I helped start WikiProject Effective Altruism a few months ago, but I think that the items on our WikiProject's to-do list are not as valuable as, say, organizing a local EA group at a top university, or writing a useful post on the EA Forum. One tricky thing about Wikipedia is that you have to be objective, so while someone might read an article on effective altruism and be like "wow, this is a cool idea", you can't engage them further. I also think that the articles are already pretty decent.
Richard Ngo recently wrote a post on careers in AI safety.
I think you could divide AI safety careers into six categories. I've written some quick tentative thoughts on how you could get started, but I'm not an expert in this for sure.
Can someone provide a more realistic example of partial alignment causing s-risk than SignFlip or MisconfiguredMinds? I don't see either of these as something that you'd be reasonably likely to get by say, only doing 95% of the alignment research necessary rather than 110%.
I understand the post's claim to be as follows. Broadly speaking, EAs go for global health and development if they want to help people through rigorously prevent interventions. They go for improving the long-term future stuff if they want to maximize expected value. And they go for farmed animal welfare if they care a lot about animals, but the injustice of factory farming is a major motivation for why many EAs care about it. This makes a lot of sense to me and I wholeheartedly agree.
That said, I think the selection of the main three cause areas – global h... (read more)
It might be helpful to talk with Koki Ajiri from EA NYU Abu Dhabi, as they’re trying to do EA outreach in the UAE, though they’re focusing on English-speaking universities.
I’d definitely recommend applying for funding from the EA Infrastructure Fund! My main question is, how sure are you that you can get articles published in major newspapers?
By the way, it looks like you asked a duplicate question Labeling cash transfers to solve charcoal-related problems? - EA Forum (effectivealtruism.org)
Great power conflict is generally considered an existential risk factor, rather than an existential risk per se – it increases the chance of existential risks like bioengineered pandemics, nuclear war, and transformative AI, or lock-in of bad values (Modelling great power conflict as an existential risk factor, The Precipice chapter 7).
I can define a new existential risk factor that could be as great as all existential risks combined – the fact that our society and the general populace do not sufficiently prioritize existential risks, for example. So no, I... (read more)
Is work at Credo AI targeted at trying to reduce existential risk from advanced AI (whether from misalignment, accident, misuse, or structural risks)?
Credo AI is not specifically targeted at reducing existential risk from AI. We are working with companies and policy makers who are converging on a set of responsible AI principles that need to be thought out better and implemented.
Speaking for myself now - I became interested in AI safety and governance because of the existential risk angle. As we have talked to companies and policy makers it is clear that most groups do not think about AI safety in that way. They are concerned with ethical issues like fairness - either for moral reasons, or, more ... (read more)
I think print books are still preferred by more readers compared to e-books. You might as well donate the books in both the physical and digital formats and probably also as an audiobook.

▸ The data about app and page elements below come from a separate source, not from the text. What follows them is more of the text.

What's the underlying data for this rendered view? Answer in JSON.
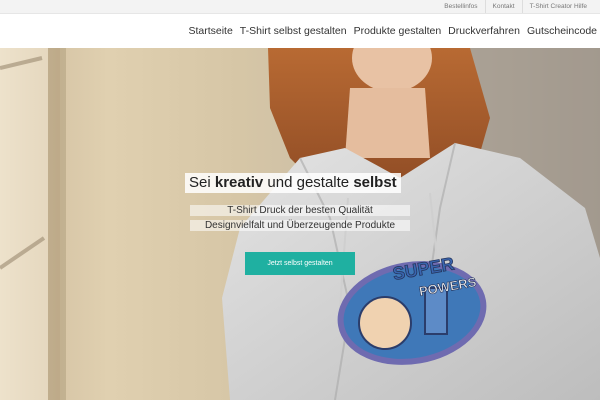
{
  "topbar": {
    "links": [
      "Bestellinfos",
      "Kontakt",
      "T-Shirt Creator Hilfe"
    ]
  },
  "nav": {
    "items": [
      "Startseite",
      "T-Shirt selbst gestalten",
      "Produkte gestalten",
      "Druckverfahren",
      "Gutscheincode"
    ]
  },
  "hero": {
    "headline_part1": "Sei ",
    "headline_bold1": "kreativ",
    "headline_part2": " und gestalte ",
    "headline_bold2": "selbst",
    "subline1": "T-Shirt Druck der besten Qualität",
    "subline2": "Designvielfalt und Überzeugende Produkte",
    "cta_label": "Jetzt selbst gestalten",
    "hoodie_print_line1": "SUPER",
    "hoodie_print_line2": "POWERS"
  },
  "colors": {
    "accent": "#1fb0a1"
  }
}
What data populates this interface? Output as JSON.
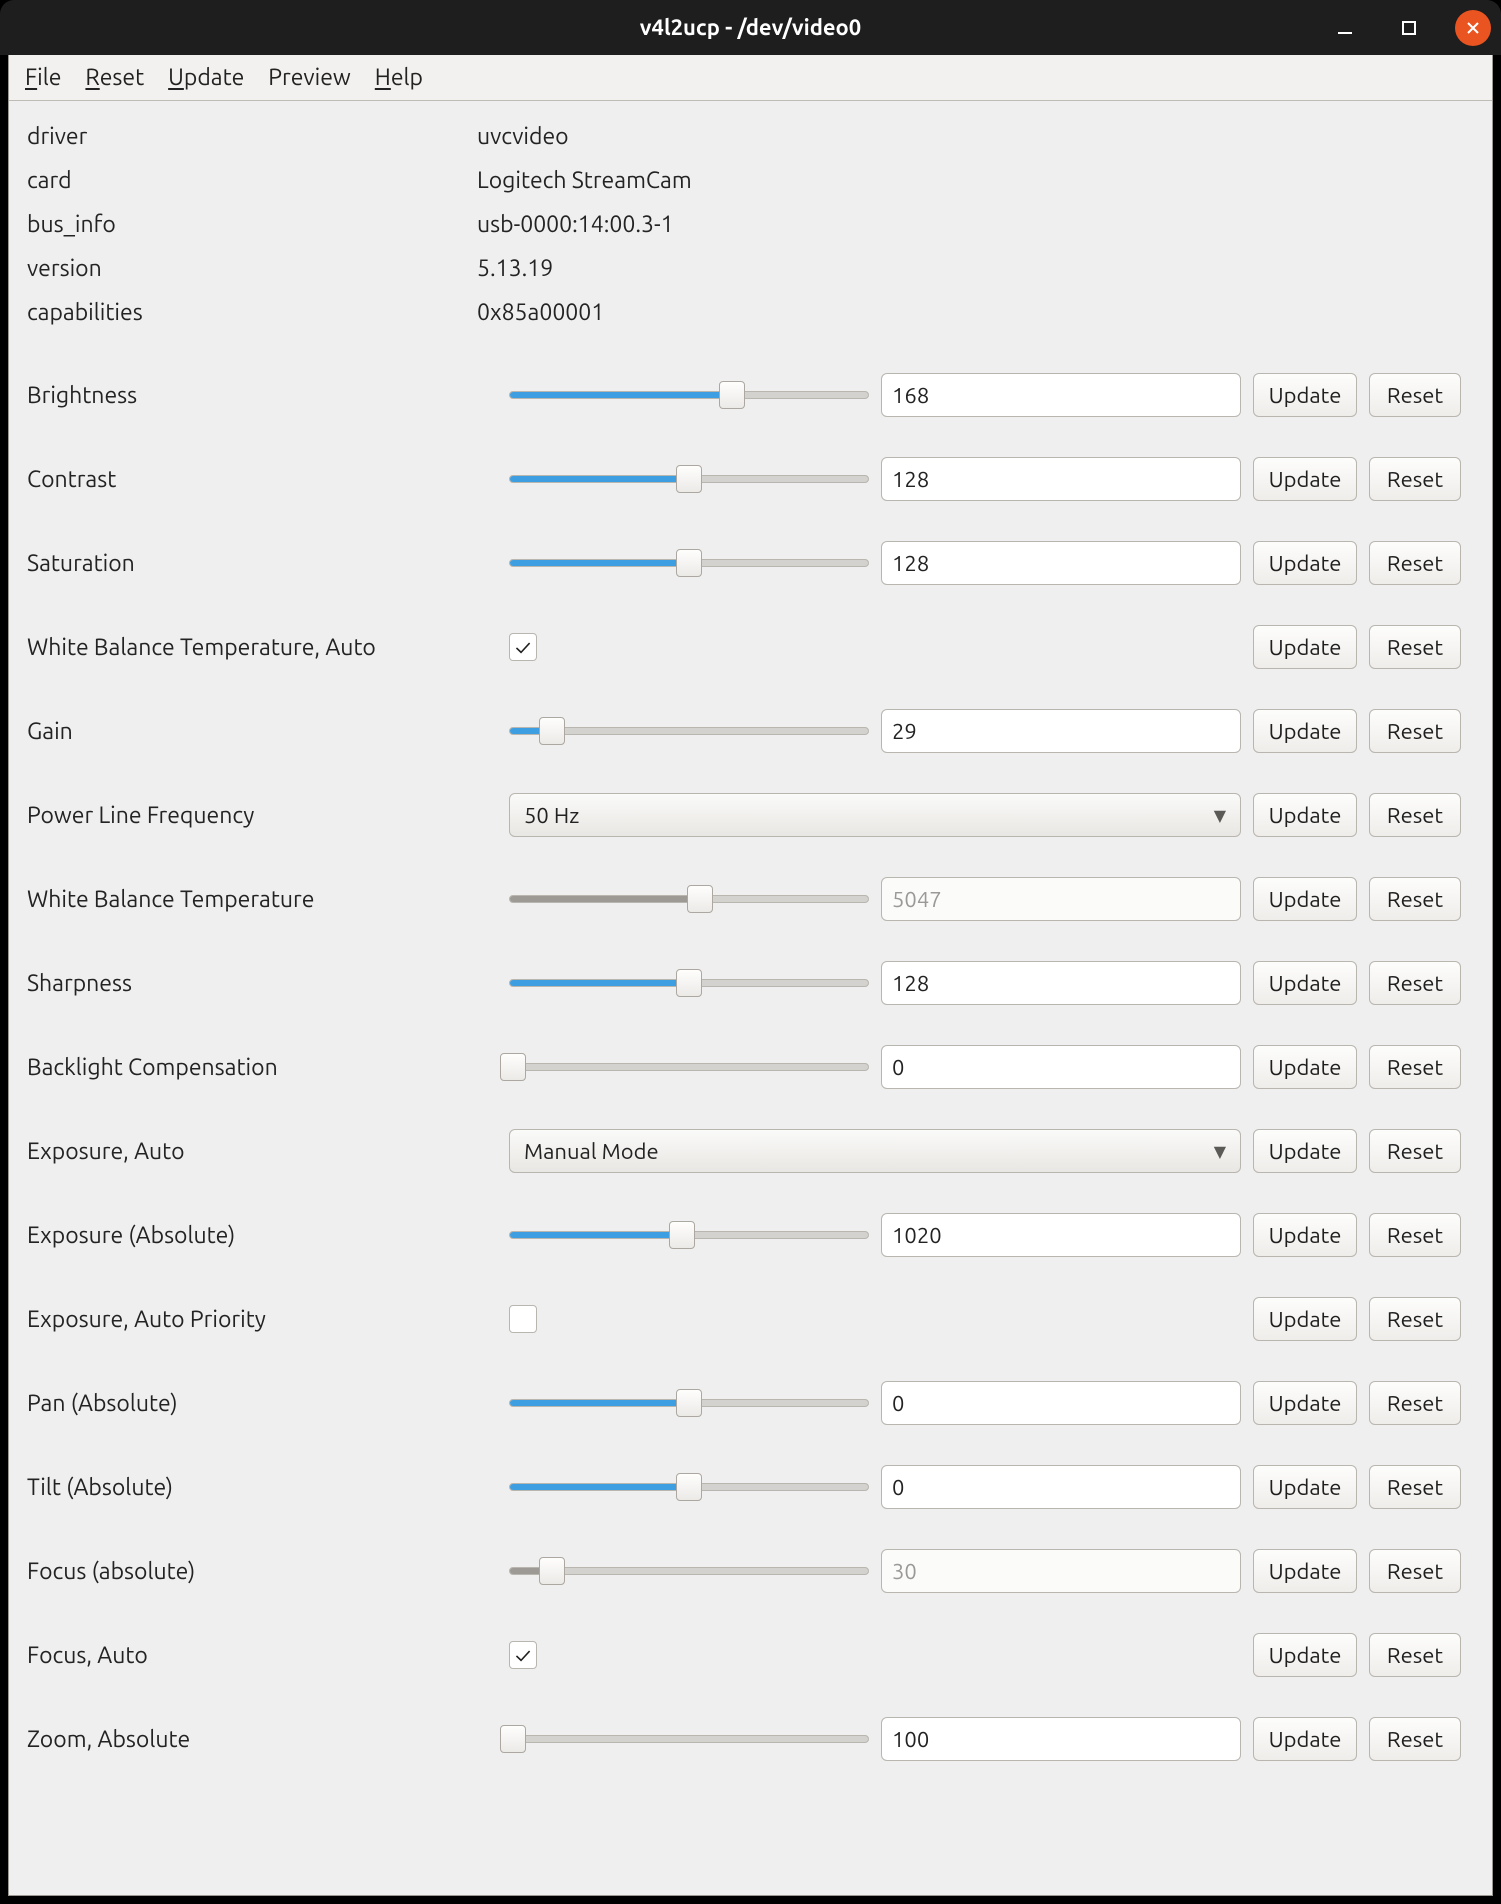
{
  "window": {
    "title": "v4l2ucp - /dev/video0"
  },
  "menubar": {
    "file": "File",
    "reset": "Reset",
    "update": "Update",
    "preview": "Preview",
    "help": "Help"
  },
  "buttons": {
    "update": "Update",
    "reset": "Reset"
  },
  "info": {
    "driver_label": "driver",
    "driver_value": "uvcvideo",
    "card_label": "card",
    "card_value": "Logitech StreamCam",
    "bus_info_label": "bus_info",
    "bus_info_value": "usb-0000:14:00.3-1",
    "version_label": "version",
    "version_value": "5.13.19",
    "capabilities_label": "capabilities",
    "capabilities_value": "0x85a00001"
  },
  "controls": {
    "brightness": {
      "label": "Brightness",
      "value": "168",
      "fill_pct": 62
    },
    "contrast": {
      "label": "Contrast",
      "value": "128",
      "fill_pct": 50
    },
    "saturation": {
      "label": "Saturation",
      "value": "128",
      "fill_pct": 50
    },
    "wb_auto": {
      "label": "White Balance Temperature, Auto",
      "checked": true
    },
    "gain": {
      "label": "Gain",
      "value": "29",
      "fill_pct": 12
    },
    "power_line": {
      "label": "Power Line Frequency",
      "selected": "50 Hz"
    },
    "wb_temp": {
      "label": "White Balance Temperature",
      "value": "5047",
      "fill_pct": 53,
      "disabled": true
    },
    "sharpness": {
      "label": "Sharpness",
      "value": "128",
      "fill_pct": 50
    },
    "backlight": {
      "label": "Backlight Compensation",
      "value": "0",
      "fill_pct": 1
    },
    "exposure_auto": {
      "label": "Exposure, Auto",
      "selected": "Manual Mode"
    },
    "exposure_abs": {
      "label": "Exposure (Absolute)",
      "value": "1020",
      "fill_pct": 48
    },
    "exposure_prio": {
      "label": "Exposure, Auto Priority",
      "checked": false
    },
    "pan": {
      "label": "Pan (Absolute)",
      "value": "0",
      "fill_pct": 50
    },
    "tilt": {
      "label": "Tilt (Absolute)",
      "value": "0",
      "fill_pct": 50
    },
    "focus_abs": {
      "label": "Focus (absolute)",
      "value": "30",
      "fill_pct": 12,
      "disabled": true
    },
    "focus_auto": {
      "label": "Focus, Auto",
      "checked": true
    },
    "zoom": {
      "label": "Zoom, Absolute",
      "value": "100",
      "fill_pct": 1
    }
  }
}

It looks like libraries don't generally have an official way for you to donate print books virtually or to donate e-books, so I think you would have to inquire with them about whether you can make a donation and ask them to use that to buy specific books. Note that the cost of e-book licenses to libraries is many times the consumer sale price.
I really like this project idea! It's ambitious and yet approachable, and it seems that a lot of this work could be delegated to virtual personal assistants. Before starting the project, it seems that it would be valuable to quickly get a sense of how often EA books in libraries are read. For example, you could see how many copies of Doing Good Better are currently checked out, or perhaps you could nicely ask a library if they could tell you how many times a given book has been checked out.